WHAT THIS TASK INVOLVES: Show each line of the listing in which the word "data" occurs.

SUPPLIED RECORDS:

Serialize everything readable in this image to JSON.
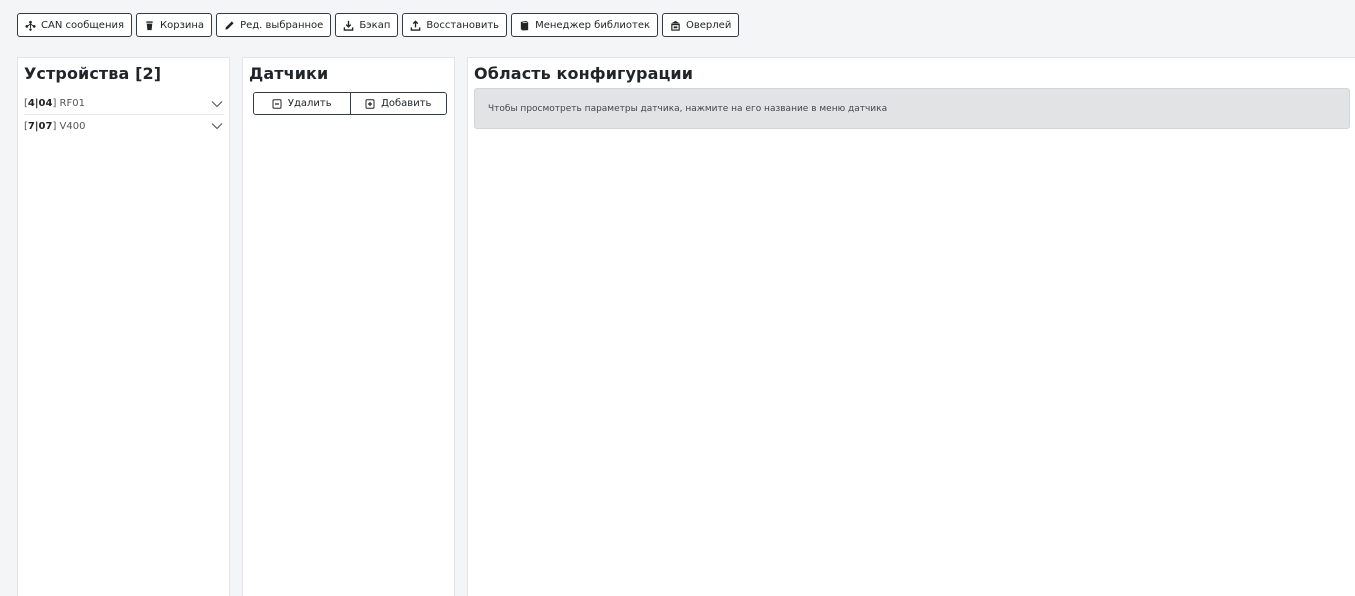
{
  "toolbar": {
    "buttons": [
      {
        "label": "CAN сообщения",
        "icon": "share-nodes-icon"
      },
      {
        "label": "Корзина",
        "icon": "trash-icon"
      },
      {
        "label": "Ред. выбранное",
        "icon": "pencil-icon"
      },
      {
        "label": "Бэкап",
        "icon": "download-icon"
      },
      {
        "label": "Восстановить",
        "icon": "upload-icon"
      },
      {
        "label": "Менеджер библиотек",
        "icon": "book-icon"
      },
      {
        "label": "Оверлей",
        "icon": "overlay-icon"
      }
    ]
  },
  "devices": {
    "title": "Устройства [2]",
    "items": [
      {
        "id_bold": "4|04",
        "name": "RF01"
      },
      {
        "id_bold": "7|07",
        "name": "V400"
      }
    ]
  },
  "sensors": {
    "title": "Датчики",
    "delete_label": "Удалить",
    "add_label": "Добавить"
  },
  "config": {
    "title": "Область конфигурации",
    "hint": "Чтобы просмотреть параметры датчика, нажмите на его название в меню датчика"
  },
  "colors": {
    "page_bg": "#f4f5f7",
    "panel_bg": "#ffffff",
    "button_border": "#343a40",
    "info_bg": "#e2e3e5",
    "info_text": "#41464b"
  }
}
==
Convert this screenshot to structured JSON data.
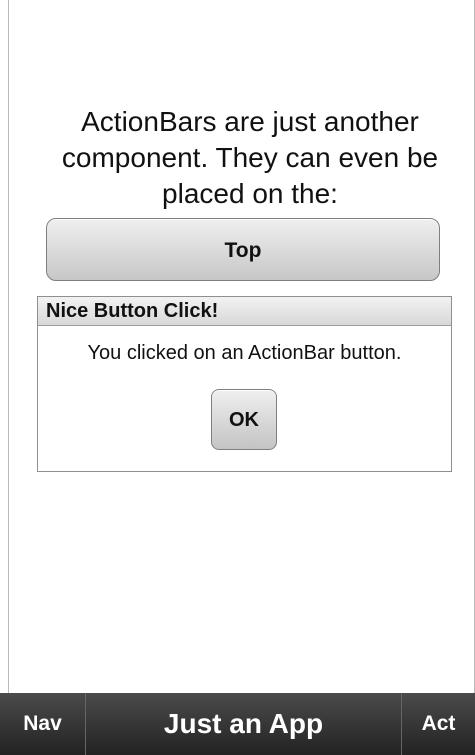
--
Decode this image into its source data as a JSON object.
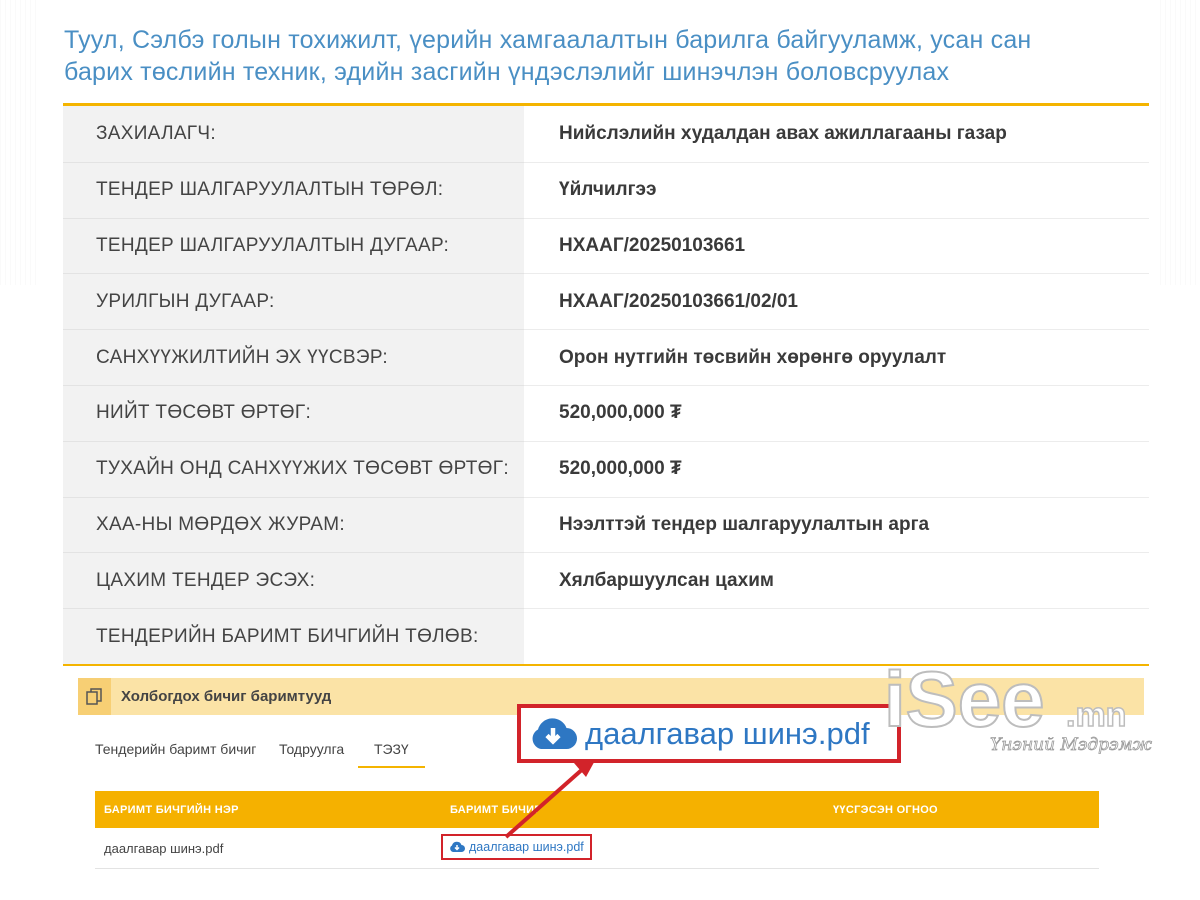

ANSWER SECTION:
Convert this screenshot to structured JSON data.
Decode this image into its source data as a JSON object.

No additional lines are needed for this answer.